*Aim of the exercise*. Where does the word "preferred" appear in the data? Copy every line that holds it.

(Supplied data)

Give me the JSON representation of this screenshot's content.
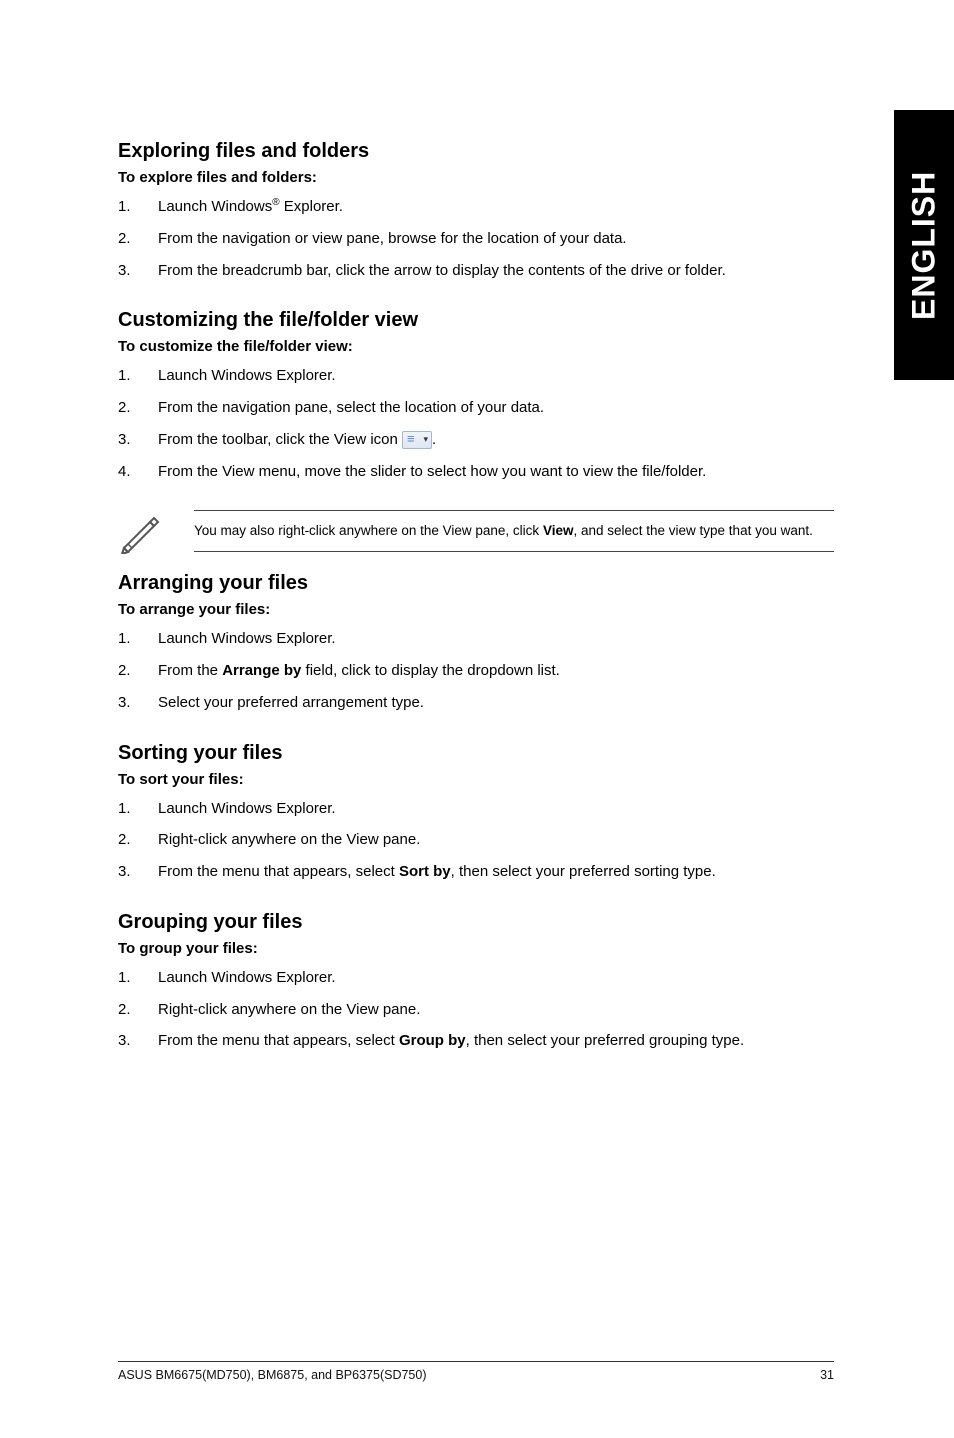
{
  "side_tab": "ENGLISH",
  "sections": {
    "exploring": {
      "title": "Exploring files and folders",
      "subhead": "To explore files and folders:",
      "steps": [
        {
          "num": "1.",
          "pre": "Launch Windows",
          "sup": "®",
          "post": " Explorer."
        },
        {
          "num": "2.",
          "text": "From the navigation or view pane, browse for the location of your data."
        },
        {
          "num": "3.",
          "text": "From the breadcrumb bar, click the arrow to display the contents of the drive or folder."
        }
      ]
    },
    "customizing": {
      "title": "Customizing the file/folder view",
      "subhead": "To customize the file/folder view:",
      "steps": [
        {
          "num": "1.",
          "text": "Launch Windows Explorer."
        },
        {
          "num": "2.",
          "text": "From the navigation pane, select the location of your data."
        },
        {
          "num": "3.",
          "pre": "From the toolbar, click the View icon ",
          "icon": true,
          "post": "."
        },
        {
          "num": "4.",
          "text": "From the View menu, move the slider to select how you want to view the file/folder."
        }
      ]
    },
    "note": {
      "pre": "You may also right-click anywhere on the View pane, click ",
      "bold": "View",
      "post": ", and select the view type that you want."
    },
    "arranging": {
      "title": "Arranging your files",
      "subhead": "To arrange your files:",
      "steps": [
        {
          "num": "1.",
          "text": "Launch Windows Explorer."
        },
        {
          "num": "2.",
          "pre": "From the ",
          "bold": "Arrange by",
          "post": " field, click to display the dropdown list."
        },
        {
          "num": "3.",
          "text": "Select your preferred arrangement type."
        }
      ]
    },
    "sorting": {
      "title": "Sorting your files",
      "subhead": "To sort your files:",
      "steps": [
        {
          "num": "1.",
          "text": "Launch Windows Explorer."
        },
        {
          "num": "2.",
          "text": "Right-click anywhere on the View pane."
        },
        {
          "num": "3.",
          "pre": "From the menu that appears, select ",
          "bold": "Sort by",
          "post": ", then select your preferred sorting type."
        }
      ]
    },
    "grouping": {
      "title": "Grouping your files",
      "subhead": "To group your files:",
      "steps": [
        {
          "num": "1.",
          "text": "Launch Windows Explorer."
        },
        {
          "num": "2.",
          "text": "Right-click anywhere on the View pane."
        },
        {
          "num": "3.",
          "pre": "From the menu that appears, select ",
          "bold": "Group by",
          "post": ", then select your preferred grouping type."
        }
      ]
    }
  },
  "footer": {
    "left": "ASUS BM6675(MD750), BM6875, and BP6375(SD750)",
    "right": "31"
  }
}
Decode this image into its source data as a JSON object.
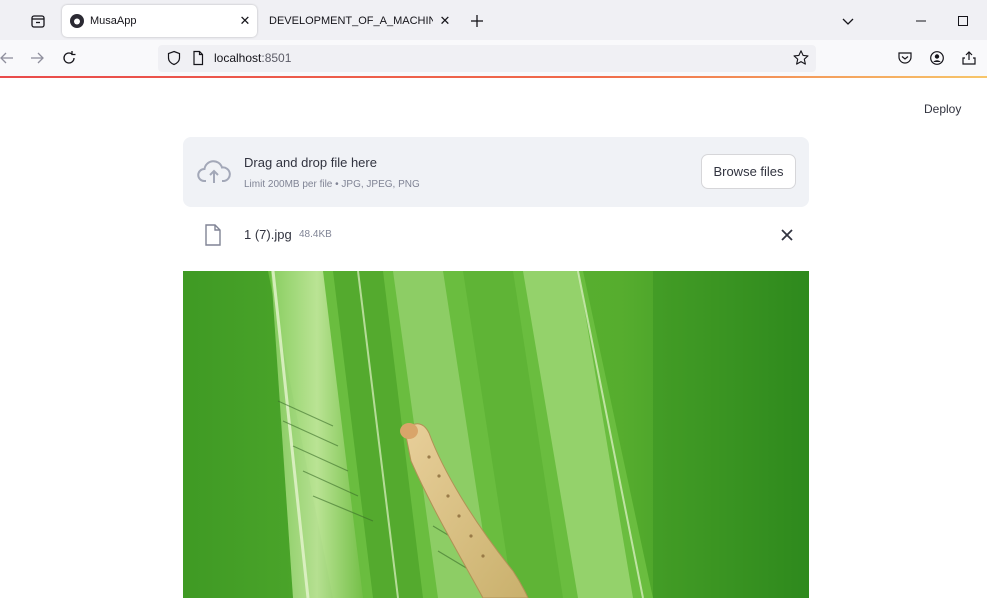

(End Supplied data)

*Expected output*.
          "text": "Select your preferred arrangement type."
          "post": ", then select your preferred sorting type."
          "post": ", then select your preferred grouping type."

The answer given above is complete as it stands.